For a higher intensity adventure, travel to any of the properties owned by SPACE (Spartanburg Area Conservancy). Glendale Shoals offers a chance to paddle from the foothills of the Blue Ridge to the Atlantic Ocean or just an exciting mile or two after a decent rainfall.

The walking trails follow Lawson’s Fork Creek and the lines of the obsolete Glendale Trolley line. The wooded trek follows a half-mile loop through the mill village that began in the early 1830s. History buffs, especially, enjoy the walk through the old village streets, past the original home of the mill founder and up to the rock-climbing wall now housed inside a repurposed church.

Military History

While South Carolinians aren’t strangers to history, natives of Spartanburg know their hometown is a standout as the site of the most Revolutionary War battles than any other region in the United States. Two of these are said to have been major deciding factors for the outcome of the war itself. Tourists and historians alike can immerse themselves in history by visiting Cowpens National Historic Site where they will learn about General Daniel Morgan’s surprising victory. It will be less surprising then, to notice Morgan’s likeness gracing both a Motte & Sons whiskey bottle and the iconic statue keeping watch over downtown.

Though Spartanburg saw no more military conflicts after the Revolutionary War, it was a training ground for both World War I and World War II. During the first, around 100,000 men were prepared for service at the site that is now Westgate Mall. During World War II, an estimated 200,000 men trained at Camp Croft, which is now Camp Croft State Park and a popular fishing and hiking spot.

Local Culture

Though Spartanburg’s old roots run incredibly deep, there’s a younger and creative vibe that has come to the forefront of Hub City life. This could be due, in part, to the eight colleges, universities and the recently opened medical school. Artistry and creative culture are on display for visitors during the Art Walk every Thursday when various galleries and organizations plan free events, exhibitions and displays. The West Main Co-Op and the Foothills Artisans Center, in particular, are great spots to stop and browse local goods.
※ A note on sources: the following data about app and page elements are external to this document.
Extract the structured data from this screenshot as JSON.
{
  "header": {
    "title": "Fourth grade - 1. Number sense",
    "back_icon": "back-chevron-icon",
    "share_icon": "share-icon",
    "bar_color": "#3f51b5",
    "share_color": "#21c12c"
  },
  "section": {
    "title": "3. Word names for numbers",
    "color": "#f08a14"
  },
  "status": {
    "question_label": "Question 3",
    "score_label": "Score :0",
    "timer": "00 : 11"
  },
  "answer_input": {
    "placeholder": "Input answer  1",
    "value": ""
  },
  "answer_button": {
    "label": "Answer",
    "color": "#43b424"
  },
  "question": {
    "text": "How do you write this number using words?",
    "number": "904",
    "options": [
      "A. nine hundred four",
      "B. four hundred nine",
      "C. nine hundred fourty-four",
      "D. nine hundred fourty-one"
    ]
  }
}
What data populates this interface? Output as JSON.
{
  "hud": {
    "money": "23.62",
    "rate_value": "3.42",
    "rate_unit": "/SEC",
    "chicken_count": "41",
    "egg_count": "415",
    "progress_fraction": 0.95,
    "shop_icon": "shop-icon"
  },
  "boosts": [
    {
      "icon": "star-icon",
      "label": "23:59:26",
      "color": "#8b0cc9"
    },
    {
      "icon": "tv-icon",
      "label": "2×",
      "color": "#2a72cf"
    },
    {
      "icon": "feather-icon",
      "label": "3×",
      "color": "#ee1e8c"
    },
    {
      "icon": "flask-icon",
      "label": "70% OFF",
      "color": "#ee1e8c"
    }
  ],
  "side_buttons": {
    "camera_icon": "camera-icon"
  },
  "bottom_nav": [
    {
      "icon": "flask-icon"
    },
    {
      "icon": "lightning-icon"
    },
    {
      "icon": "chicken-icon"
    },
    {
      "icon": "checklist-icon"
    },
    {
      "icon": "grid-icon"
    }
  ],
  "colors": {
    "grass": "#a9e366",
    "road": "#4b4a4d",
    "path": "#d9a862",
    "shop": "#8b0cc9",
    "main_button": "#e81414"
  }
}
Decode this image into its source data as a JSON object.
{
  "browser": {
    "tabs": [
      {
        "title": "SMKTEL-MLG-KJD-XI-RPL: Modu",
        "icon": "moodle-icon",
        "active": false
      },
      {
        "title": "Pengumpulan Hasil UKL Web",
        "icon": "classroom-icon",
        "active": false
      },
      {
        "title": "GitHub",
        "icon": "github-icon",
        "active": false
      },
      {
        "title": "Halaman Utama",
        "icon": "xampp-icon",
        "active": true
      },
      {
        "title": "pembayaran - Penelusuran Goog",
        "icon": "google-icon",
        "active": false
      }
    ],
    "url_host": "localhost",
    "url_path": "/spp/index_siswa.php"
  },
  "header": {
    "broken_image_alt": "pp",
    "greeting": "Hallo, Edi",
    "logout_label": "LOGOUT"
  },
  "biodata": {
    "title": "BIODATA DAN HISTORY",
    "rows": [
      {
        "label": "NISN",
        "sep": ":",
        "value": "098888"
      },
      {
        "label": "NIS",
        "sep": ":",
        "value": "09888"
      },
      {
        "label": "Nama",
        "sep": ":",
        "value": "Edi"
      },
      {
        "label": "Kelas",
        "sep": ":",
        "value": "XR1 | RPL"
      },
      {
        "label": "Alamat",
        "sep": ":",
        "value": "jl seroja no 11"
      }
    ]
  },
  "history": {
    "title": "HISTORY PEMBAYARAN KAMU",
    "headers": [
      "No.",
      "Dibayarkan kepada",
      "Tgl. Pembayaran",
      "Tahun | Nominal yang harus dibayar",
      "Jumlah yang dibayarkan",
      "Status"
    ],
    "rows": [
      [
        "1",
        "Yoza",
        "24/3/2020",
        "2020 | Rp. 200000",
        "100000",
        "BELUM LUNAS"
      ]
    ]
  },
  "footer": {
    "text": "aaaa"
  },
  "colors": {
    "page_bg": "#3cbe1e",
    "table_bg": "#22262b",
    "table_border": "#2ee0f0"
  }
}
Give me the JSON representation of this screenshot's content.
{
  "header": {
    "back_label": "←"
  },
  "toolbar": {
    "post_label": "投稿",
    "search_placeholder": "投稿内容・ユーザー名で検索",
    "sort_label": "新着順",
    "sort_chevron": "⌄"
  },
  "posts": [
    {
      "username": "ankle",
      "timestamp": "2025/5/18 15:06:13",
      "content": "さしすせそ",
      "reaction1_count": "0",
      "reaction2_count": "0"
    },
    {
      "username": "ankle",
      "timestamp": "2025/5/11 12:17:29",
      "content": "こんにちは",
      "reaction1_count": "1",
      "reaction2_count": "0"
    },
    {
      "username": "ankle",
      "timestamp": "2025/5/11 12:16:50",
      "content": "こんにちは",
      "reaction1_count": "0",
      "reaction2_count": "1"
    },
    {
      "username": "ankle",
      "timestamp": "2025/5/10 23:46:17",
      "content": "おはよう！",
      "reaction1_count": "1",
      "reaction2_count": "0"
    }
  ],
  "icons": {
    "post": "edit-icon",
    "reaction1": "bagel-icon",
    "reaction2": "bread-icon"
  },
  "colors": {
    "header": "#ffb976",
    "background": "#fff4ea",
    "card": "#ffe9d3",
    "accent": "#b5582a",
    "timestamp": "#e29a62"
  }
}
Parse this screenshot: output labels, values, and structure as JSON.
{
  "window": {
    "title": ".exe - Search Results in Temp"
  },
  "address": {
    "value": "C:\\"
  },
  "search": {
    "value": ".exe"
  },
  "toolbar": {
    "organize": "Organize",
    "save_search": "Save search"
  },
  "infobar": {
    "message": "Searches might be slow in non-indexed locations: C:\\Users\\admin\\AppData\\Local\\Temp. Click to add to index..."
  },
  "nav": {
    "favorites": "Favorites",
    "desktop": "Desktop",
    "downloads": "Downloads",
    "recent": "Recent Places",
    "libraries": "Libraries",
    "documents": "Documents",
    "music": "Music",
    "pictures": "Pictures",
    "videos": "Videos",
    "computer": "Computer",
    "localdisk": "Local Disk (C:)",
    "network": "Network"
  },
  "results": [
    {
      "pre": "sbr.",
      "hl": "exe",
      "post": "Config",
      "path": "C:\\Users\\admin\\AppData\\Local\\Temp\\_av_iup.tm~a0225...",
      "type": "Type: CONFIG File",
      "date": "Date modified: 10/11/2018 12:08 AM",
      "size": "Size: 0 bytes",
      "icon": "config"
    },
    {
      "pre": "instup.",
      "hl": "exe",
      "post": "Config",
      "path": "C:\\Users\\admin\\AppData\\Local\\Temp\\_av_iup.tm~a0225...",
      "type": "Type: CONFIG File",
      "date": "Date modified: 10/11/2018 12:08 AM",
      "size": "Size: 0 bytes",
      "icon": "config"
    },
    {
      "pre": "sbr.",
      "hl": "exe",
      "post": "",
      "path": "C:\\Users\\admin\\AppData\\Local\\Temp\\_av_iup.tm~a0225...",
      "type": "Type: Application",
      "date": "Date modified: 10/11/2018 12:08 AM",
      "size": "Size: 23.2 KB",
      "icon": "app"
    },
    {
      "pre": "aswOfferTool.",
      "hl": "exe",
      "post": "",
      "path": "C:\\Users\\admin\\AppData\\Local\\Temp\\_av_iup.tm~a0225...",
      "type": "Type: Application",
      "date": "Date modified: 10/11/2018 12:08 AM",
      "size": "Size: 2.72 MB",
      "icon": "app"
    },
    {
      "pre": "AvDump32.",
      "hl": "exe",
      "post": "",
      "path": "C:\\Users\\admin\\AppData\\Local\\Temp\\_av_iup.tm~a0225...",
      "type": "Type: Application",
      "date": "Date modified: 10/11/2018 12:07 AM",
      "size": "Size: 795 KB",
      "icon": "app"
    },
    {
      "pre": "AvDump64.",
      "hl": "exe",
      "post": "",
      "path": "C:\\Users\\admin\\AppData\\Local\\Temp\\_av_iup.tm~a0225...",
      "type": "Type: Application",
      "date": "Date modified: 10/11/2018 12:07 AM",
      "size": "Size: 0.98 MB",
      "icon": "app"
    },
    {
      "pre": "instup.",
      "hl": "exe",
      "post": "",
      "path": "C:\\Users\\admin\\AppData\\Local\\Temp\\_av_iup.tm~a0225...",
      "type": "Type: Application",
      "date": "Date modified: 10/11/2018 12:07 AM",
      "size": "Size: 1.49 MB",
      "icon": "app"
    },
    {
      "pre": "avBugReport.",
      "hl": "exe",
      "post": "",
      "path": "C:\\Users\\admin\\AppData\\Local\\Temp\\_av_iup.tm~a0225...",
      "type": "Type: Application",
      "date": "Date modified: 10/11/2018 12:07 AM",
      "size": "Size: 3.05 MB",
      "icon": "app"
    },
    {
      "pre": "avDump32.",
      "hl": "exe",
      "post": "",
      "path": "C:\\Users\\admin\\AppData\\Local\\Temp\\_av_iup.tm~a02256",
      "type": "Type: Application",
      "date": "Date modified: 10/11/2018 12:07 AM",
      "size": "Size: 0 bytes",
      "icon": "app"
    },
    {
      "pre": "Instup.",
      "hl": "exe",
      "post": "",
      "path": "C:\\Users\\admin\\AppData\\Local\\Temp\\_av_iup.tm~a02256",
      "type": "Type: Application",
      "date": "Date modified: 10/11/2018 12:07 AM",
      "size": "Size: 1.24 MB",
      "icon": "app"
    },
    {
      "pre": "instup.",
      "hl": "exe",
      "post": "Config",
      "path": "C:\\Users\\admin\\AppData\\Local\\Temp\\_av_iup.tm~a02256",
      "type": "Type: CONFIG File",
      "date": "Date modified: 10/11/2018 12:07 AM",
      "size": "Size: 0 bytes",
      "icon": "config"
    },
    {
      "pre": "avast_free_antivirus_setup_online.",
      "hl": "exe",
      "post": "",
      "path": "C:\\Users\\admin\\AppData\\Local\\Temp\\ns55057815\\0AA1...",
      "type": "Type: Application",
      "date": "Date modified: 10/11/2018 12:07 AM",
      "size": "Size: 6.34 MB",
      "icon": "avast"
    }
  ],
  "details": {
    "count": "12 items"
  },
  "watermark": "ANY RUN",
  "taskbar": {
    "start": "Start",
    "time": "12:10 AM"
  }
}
Spartanburg also has an affinity for grass roots initiatives that are impacting the world. Globalbike, a Spartanburg brainchild and internationally award-winning philanthropic organization, sends a group to Africa every year to deliver bicycles—a simple idea, but one with a profound impact on the quality of life for others. WritefullyHis, a foundation that provides students in East Africa with access to paper and pencil through partnerships with nonprofits, sells an array of fair trade jewelry made by women from Tanzanian villages, not to mention beautiful stationery native to our own geography—all which go to support its cause. Hub City Press is a non-profit independent press that publishes well-crafted, high-quality works by new and established Southern authors. They are committed to high-caliber novels, short stories, poetry, memoir and works with a strong sense of place that emphasize regional culture and history.

To learn more about The Hub City or to plan a trip, visit www.visitspartanburg.com